As I have mentioned in several of previous articles, addiction to opiates is chronic disease of the brain and should be managed as such. It is usually the result of a combination of by genetic, psychosocial and environmental factors that ultimately lead to the development of this relapsing disease. Now that we agree that it is a disease shouldn’t we treat it as such?
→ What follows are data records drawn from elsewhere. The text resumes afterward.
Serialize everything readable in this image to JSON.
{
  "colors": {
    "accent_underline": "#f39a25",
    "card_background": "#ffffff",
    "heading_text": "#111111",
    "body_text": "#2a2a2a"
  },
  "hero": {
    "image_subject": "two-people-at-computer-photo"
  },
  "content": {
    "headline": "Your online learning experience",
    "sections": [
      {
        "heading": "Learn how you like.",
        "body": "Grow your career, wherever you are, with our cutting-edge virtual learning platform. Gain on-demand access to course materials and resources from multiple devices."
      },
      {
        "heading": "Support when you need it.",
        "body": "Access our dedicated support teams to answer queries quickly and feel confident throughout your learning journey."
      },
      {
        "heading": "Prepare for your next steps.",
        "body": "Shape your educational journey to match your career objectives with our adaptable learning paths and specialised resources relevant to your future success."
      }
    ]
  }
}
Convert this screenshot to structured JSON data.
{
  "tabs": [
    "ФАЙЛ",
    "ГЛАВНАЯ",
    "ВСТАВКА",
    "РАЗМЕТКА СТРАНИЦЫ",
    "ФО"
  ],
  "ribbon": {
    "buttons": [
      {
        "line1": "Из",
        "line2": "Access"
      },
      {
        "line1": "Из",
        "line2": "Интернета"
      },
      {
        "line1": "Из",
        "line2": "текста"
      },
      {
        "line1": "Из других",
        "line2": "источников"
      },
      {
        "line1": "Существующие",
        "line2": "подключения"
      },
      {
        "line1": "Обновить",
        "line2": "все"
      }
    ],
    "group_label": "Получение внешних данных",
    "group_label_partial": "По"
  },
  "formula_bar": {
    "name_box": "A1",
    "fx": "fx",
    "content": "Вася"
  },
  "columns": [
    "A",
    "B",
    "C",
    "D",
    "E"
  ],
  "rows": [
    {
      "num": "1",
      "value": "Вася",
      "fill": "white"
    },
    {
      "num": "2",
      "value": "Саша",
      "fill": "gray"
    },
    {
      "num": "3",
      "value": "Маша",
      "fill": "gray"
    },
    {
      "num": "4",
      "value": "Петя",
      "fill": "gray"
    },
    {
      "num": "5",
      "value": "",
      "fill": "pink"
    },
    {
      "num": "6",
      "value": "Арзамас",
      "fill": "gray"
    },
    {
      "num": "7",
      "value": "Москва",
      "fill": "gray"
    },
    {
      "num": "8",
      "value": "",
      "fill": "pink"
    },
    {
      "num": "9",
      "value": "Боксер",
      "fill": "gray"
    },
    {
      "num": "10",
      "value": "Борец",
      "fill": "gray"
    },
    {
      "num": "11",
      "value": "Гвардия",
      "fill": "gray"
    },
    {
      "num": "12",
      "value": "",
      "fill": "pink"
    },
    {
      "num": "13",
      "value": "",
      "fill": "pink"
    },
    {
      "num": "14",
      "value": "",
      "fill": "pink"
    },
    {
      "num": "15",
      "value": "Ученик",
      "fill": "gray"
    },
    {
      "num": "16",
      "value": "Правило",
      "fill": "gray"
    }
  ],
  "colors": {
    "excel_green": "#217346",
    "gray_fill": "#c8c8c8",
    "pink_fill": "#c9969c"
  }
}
Unfortunately, although many of the professionals working in the addiction field agree with this fact they still adopt of the mind set of our great grandfathers who looked down on those patients and considered addiction as an immoral sin and that addicts should repent. Some of the drug treatment programs are resistant to prescribing medications indicated for addiction treatment, rather, they place those patients in what looks like a lock down atmosphere and strip them of their ability to make decisions or communicate with certain people. While this approach may be needed in some cases to avoid external influences on patients as the facility implement their treatment protocols, it should not be generalized. Moreover, patients would be more receptive to the counseling efforts implemented in those facilities if they were comfortable and not suffering from the sever pains and aches associated with withdrawals from opiates.
What do you think will happen once those patients are released back into the society where all the triggers associated with addiction reside?
Also have you ever seen a diabetic who is not very compliant with their doctor’s recommendations placed in a diabetic rehab?
Treatment should be individualized and as recovery moves forward patients should gradually be empowered to take control of their life in order to eventually become productive members of the society.
In contrast, the outpatient programs using Buprenorphine, implement an approach which deals with addiction as a chronic relapsing disease that needs medical treatment in the form of medications in addition to psychosocial rehabilitation. While being on Buprenorphine, patients are relieved from the dreadful symptoms of withdrawals and cravings. This helps patients develop the interest and passion to participate in their rehabilitation process and makes the education efforts on our parts much easier.
The stigma imposed by our society on patient suffering from addiction has a profound negative impact on the recovery process. We hope that through education, research and solid evidence the medical community would be able to change the views and beliefs of the society and some of the professionals in order to provide the best treatment approach to our patients.